And all the rest of the uncertainties.
I also thought it was interesting that even for economists who work within the standard framework, the lockdowns get the support.
Some US academics have published an article – The Benefits and Costs of Using Social Distancing to Flatten the Curve for COVID-19 (April 14, 2020) – in the Journal of Benefit-Cost Analysis, which examined the “net benefits of social distancing to slow the spread of COVID-19 in the United States”.
They found that:
1. “Social distancing saves lives but imposes large costs on society due to reduced economic activity”.
2. Without lockdowns, the GDP loss (present value) would be $US6.49 trillion, but the value of lives lost would be $US21.8 trillion (using the standard methodology).
3. With the lockdowns, the GDP loss would be $US13.7 trillion, value of lost lives $US9.41 trillion.
4. The net benefit in trillions of $US of the lockdown would be 5.16.
So even operating in the mainstream paradigm using its dodgy analytical techniques and methodologies, leads to a conclusion that the lockdowns made economic sense, notwithstanding the economic carnage that has been created.
Foster is correct in saying that there are life threatening consequences arising from the rising unemployment and lost incomes.
The ‘Value of Life’ concepts do not incorporate these difficult to measure ‘costs’. Clearly, the lockdowns have devastated peoples’ lives – their future prospects may have been severely compromised.
It is also too early to add up the health impacts of the coronavirus pandemic.
But here is where MMT comes to the fore
Most of this discussion would be passé if people understood Modern Monetary Theory (MMT) and realised that the sort of trade-offs that Foster is talking about are not inevitable.
And once you realise that, more ethical views on human life would come to the fore.
At the start of the crisis, I argued that the national governments, which issue their own currency, could take up the entire wage and profits bill if it wanted to – to reduce the ‘economic costs’ of the lockdowns to close to zero.
Unemployment did not have to rise.
Businesses did not have to be destroyed.
If we had an enforceable lockdown and eliminated the virus, with our borders strictly controlled until a credible health solution was introduced, then no economic damage was necessary.
Foster just adopts the neoliberal bias, that dominates the mainstream economics discipline, in assuming that if we have lockdowns there will be devastating GDP losses and elevated unemployment.
Once you understand the fiscal capacity of the Government then the concept of a trade-off seems rather flawed.
The economic losses that have been recorded to date – and they are massive – were avoidable.
They are not due to the lockdowns which were the sensible strategy for governments to adopt. I am thankful the Australian government took a relatively strict approach although I think they have relaxed the lockdown too early.

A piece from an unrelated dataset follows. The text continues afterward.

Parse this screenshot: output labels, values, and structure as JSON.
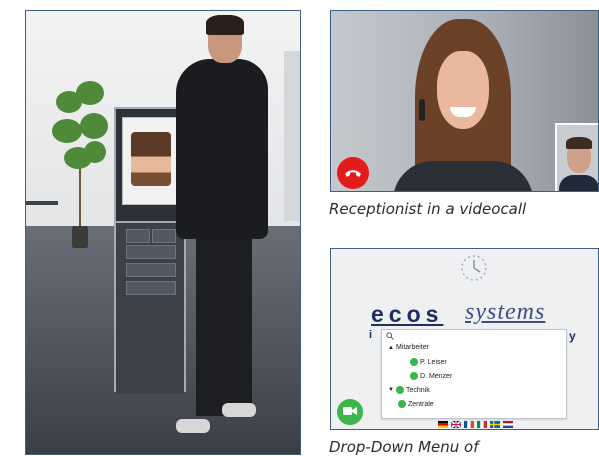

They did that because they were being confronted by the sort of nonsense that Foster peddles.
The economic losses arise because the governments adopted a flawed fiscal approach. They knew they had to expand fiscal deficits but were still thinking surpluses.
Our own Treasurer has even been channeling Margaret Thatcher in recent days – which means they are gearing up to further cut the already inadequate fiscal support.

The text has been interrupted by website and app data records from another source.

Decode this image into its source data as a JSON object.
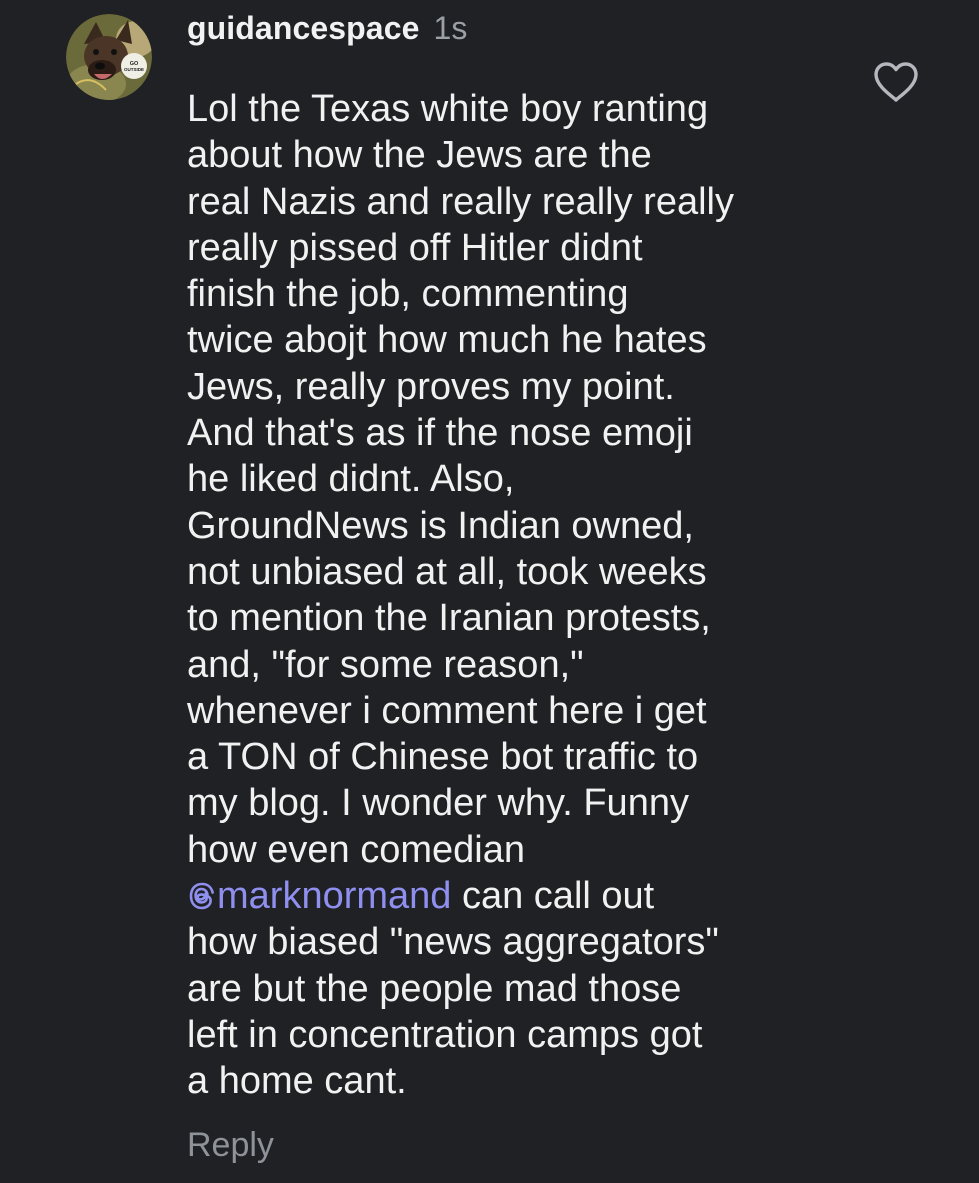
{
  "comment": {
    "username": "guidancespace",
    "timestamp": "1s",
    "avatar_text": "GO OUTSIDE",
    "lines": [
      "Lol the Texas white boy ranting",
      "about how the Jews are the",
      "real Nazis and really really really",
      "really pissed off Hitler didnt",
      "finish the job, commenting",
      "twice abojt how much he hates",
      "Jews, really proves my point.",
      "And that's as if the nose emoji",
      "he liked didnt. Also,",
      "GroundNews is Indian owned,",
      "not unbiased at all, took weeks",
      "to mention the Iranian protests,",
      "and, \"for some reason,\"",
      "whenever i comment here i get",
      "a TON of Chinese bot traffic to",
      "my blog. I wonder why. Funny",
      "how even comedian"
    ],
    "mention": "marknormand",
    "mention_suffix": " can call out",
    "lines_after": [
      "how biased \"news aggregators\"",
      "are but the people mad those",
      "left in concentration camps got",
      "a home cant."
    ],
    "reply_label": "Reply",
    "like_icon": "heart-outline-icon",
    "mention_icon": "threads-at-icon"
  },
  "colors": {
    "background": "#202124",
    "text": "#f1f1f1",
    "muted": "#9aa0a6",
    "mention": "#8f8ff0"
  }
}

If Gigi Foster understood macroeconomics she wouldn’t be making the sort of statements she has been making in the media.
I certainly believe that academics should be able to present their ideas to the public unfettered by university management as long as those ideas are within their expertise and are supported by research evidence that is held to scrutiny.
No university should seek to stop such speech on ‘commercial’ grounds (damage to their bottom line).
But in this current discussion, I do not believe that the evidential standard has been met.
Further, Foster’s intervention reveals her ignorance about macroeconomics
I also agree with New York Governor Cuomo who said:
To me, I say the cost of a human life, a human life is priceless. Period.
That is enough for today!
(c) Copyright 2020 William Mitchell. All Rights Reserved.